We must remember to be vigilant for the breakdown of objectivity both in our society and in ourselves. Our allegiance belongs to facts and to understanding the truth as completely as possible, not to our own egos.
To that point, what’s particularly troubling is the continued prevalence of cable news in our society, which is without question the main culprit behind the ever-increasing divisions in our country.
These programs, mere talk shows masquerading as news programs, are far less beholden to the rules of journalism than to those of television and ratings; where they’ll report the news for a minute, and then open the floor to pundits and spinsters who occupy the next 20-30 minutes essentially telling us what to think of it. As if we don’t have that ability ourselves.
“Viewers don’t want to be informed. Viewers want to feel informed.”
Chet Collier, one of the original founders of Fox News
They’ll call themselves news programs but what they really are is propaganda providing less information than entertainment, reinforcing the things they know their audience wants to hear–indeed a far cry from the quickly fading journalism of the David Brinkley/Walter Cronkite mold anchored in facts and reporting before opinions and personalities.
It’s what we get when journalism becomes less a service than a business–content in which there is ultimately no liberal or conservative bias, but merely a money bias. A business run by people who know where their audience stands and what it likes, and so naturally they keep playing the information that will keep its attention.
In this way they’re no different than most forms of entertainment. Of course, the more serious problem is their continued suggestion that they are anything more, that they are something that we can actually trust and take seriously as a source of information, unaware that we are likely doing so less to be informed than to be entertained.
And so we have become the sad enablers of our own creepy addiction. And our country is suffering for it, as we are more deeply divided now than at any time in modern history.
Yet, as we the viewers have lifted cable news to this level of esteem, so too can we disenfranchise it by no longer watching it. We can reinvest our time and allegiances to print journalism, a medium in which ratings are irrelevant and entertainment is not a priority, where outside the editorial section, there is little space for opinions and personality in an environment anchored in facts and words alone.
The better print journalists allow us to consider the meaning, for ourselves and our country, of what might otherwise seem to be isolated bits of information. But while anyone can repost an article, researching and writing is hard work that requires time and money.
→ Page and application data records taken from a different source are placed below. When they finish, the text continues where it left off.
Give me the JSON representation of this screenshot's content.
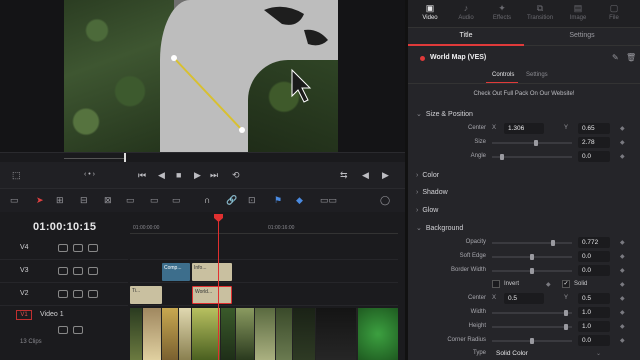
{
  "timeline": {
    "timecode": "01:00:10:15",
    "ruler": [
      "01:00:00:00",
      "01:00:16:00"
    ],
    "tracks": [
      {
        "id": "V4",
        "clips": []
      },
      {
        "id": "V3",
        "clips": [
          {
            "label": "Comp...",
            "color": "#3d6e8c"
          },
          {
            "label": "Info...",
            "color": "#c9c0a0"
          }
        ]
      },
      {
        "id": "V2",
        "clips": [
          {
            "label": "Ti...",
            "color": "#c9c0a0"
          },
          {
            "label": "World...",
            "color": "#c9c0a0"
          }
        ]
      }
    ],
    "v1": {
      "label": "V1",
      "name": "Video 1",
      "clip_count": "13 Clips"
    }
  },
  "inspector": {
    "tabs": [
      {
        "label": "Video",
        "icon": "video-icon",
        "active": true
      },
      {
        "label": "Audio",
        "icon": "audio-icon",
        "active": false
      },
      {
        "label": "Effects",
        "icon": "effects-icon",
        "active": false
      },
      {
        "label": "Transition",
        "icon": "transition-icon",
        "active": false
      },
      {
        "label": "Image",
        "icon": "image-icon",
        "active": false
      },
      {
        "label": "File",
        "icon": "file-icon",
        "active": false
      }
    ],
    "subtabs": {
      "title": "Title",
      "settings": "Settings"
    },
    "effect_name": "World Map (VES)",
    "control_tabs": {
      "controls": "Controls",
      "settings": "Settings"
    },
    "promo": "Check Out Full Pack On Our Website!",
    "sections": {
      "size_position": "Size & Position",
      "color": "Color",
      "shadow": "Shadow",
      "glow": "Glow",
      "background": "Background"
    },
    "params": {
      "center_label": "Center",
      "center_x": "1.306",
      "center_y": "0.65",
      "size_label": "Size",
      "size_val": "2.78",
      "angle_label": "Angle",
      "angle_val": "0.0",
      "opacity_label": "Opacity",
      "opacity_val": "0.772",
      "soft_edge_label": "Soft Edge",
      "soft_edge_val": "0.0",
      "border_width_label": "Border Width",
      "border_width_val": "0.0",
      "invert_label": "Invert",
      "solid_label": "Solid",
      "invert_checked": false,
      "solid_checked": true,
      "bg_center_label": "Center",
      "bg_center_x": "0.5",
      "bg_center_y": "0.5",
      "width_label": "Width",
      "width_val": "1.0",
      "height_label": "Height",
      "height_val": "1.0",
      "corner_radius_label": "Corner Radius",
      "corner_radius_val": "0.0",
      "type_label": "Type",
      "type_val": "Solid Color"
    },
    "slider_levels": {
      "size": 0.55,
      "angle": 0.1,
      "opacity": 0.77,
      "soft_edge": 0.5,
      "border_width": 0.5,
      "width": 0.95,
      "height": 0.95,
      "corner_radius": 0.5
    }
  }
}
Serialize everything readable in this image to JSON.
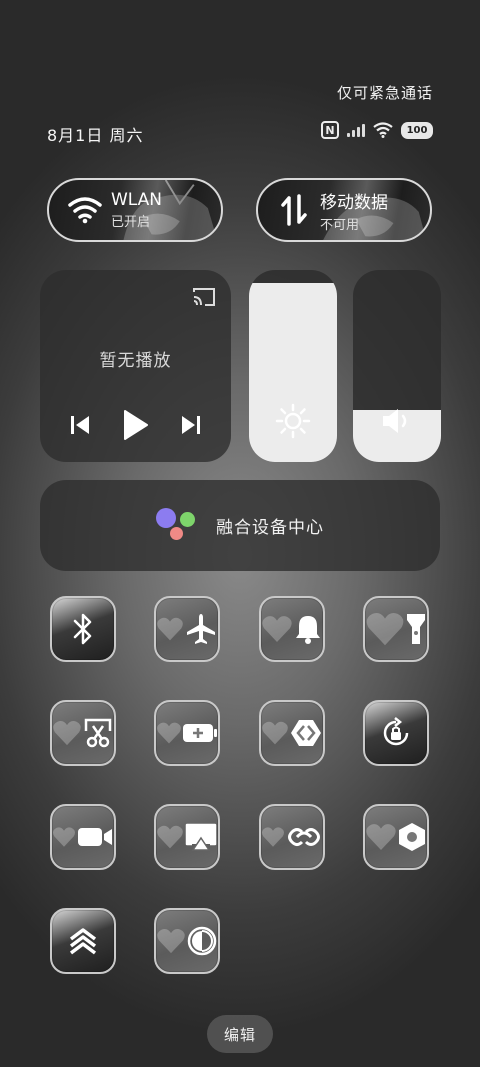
{
  "status": {
    "emergency": "仅可紧急通话",
    "date": "8月1日 周六",
    "nfc_label": "N",
    "battery": "100"
  },
  "wlan": {
    "title": "WLAN",
    "subtitle": "已开启"
  },
  "mobile_data": {
    "title": "移动数据",
    "subtitle": "不可用"
  },
  "media": {
    "status": "暂无播放"
  },
  "brightness": {
    "level": 0.93
  },
  "volume": {
    "level": 0.27
  },
  "device_center": {
    "label": "融合设备中心"
  },
  "toggles": [
    {
      "icon": "bluetooth-icon",
      "style": "dark"
    },
    {
      "icon": "airplane-icon",
      "style": "light"
    },
    {
      "icon": "bell-icon",
      "style": "light"
    },
    {
      "icon": "flashlight-icon",
      "style": "light"
    },
    {
      "icon": "screenshot-icon",
      "style": "light"
    },
    {
      "icon": "battery-saver-icon",
      "style": "light"
    },
    {
      "icon": "hotspot-icon",
      "style": "light"
    },
    {
      "icon": "rotation-lock-icon",
      "style": "dark"
    },
    {
      "icon": "screen-record-icon",
      "style": "light"
    },
    {
      "icon": "screen-cast-icon",
      "style": "light"
    },
    {
      "icon": "link-icon",
      "style": "light"
    },
    {
      "icon": "nfc-settings-icon",
      "style": "light"
    },
    {
      "icon": "share-icon",
      "style": "dark"
    },
    {
      "icon": "dark-mode-icon",
      "style": "light"
    }
  ],
  "edit_label": "编辑",
  "colors": {
    "dot_purple": "#8c7cf0",
    "dot_green": "#7ed46b",
    "dot_pink": "#f08a86",
    "slider_fill": "#ececec"
  }
}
Before you deride the "mainstream media," note that it is no longer the mainstream. It is derision that is mainstream and easy, and actual journalism that is edgy and difficult. So try for yourself to write a proper article, involving work in the real world: traveling, interviewing, maintaining relationships with sources, researching in written records, verifying everything, writing and revising drafts, all on a tight and unforgiving schedule. If you find you like doing this, keep a blog. In the meantime, give credit to those who do all of that for a living. Journalists are not perfect, any more than people in other vocations are perfect. But the work of people who adhere to journalistic ethics is of a different quality than the work of those who do not. -Timothy Snyder, On Tyranny (2017)
Indeed the time for apathy is over. I am encouraged to see a greater feeling of activism among the electorate. But we must ensure that our passions are those we’ve cultivated on our own terms, and not simply because somebody told us what to think and what to feel. We must actively participate based on our own individual conclusions, not on those fed to us by what we hear on TV or see on social media.
If our activism is rooted on our individual ability to think critically, then it will prove to be an activism that lasts, and one that creates the healthier and more united country we seek to become.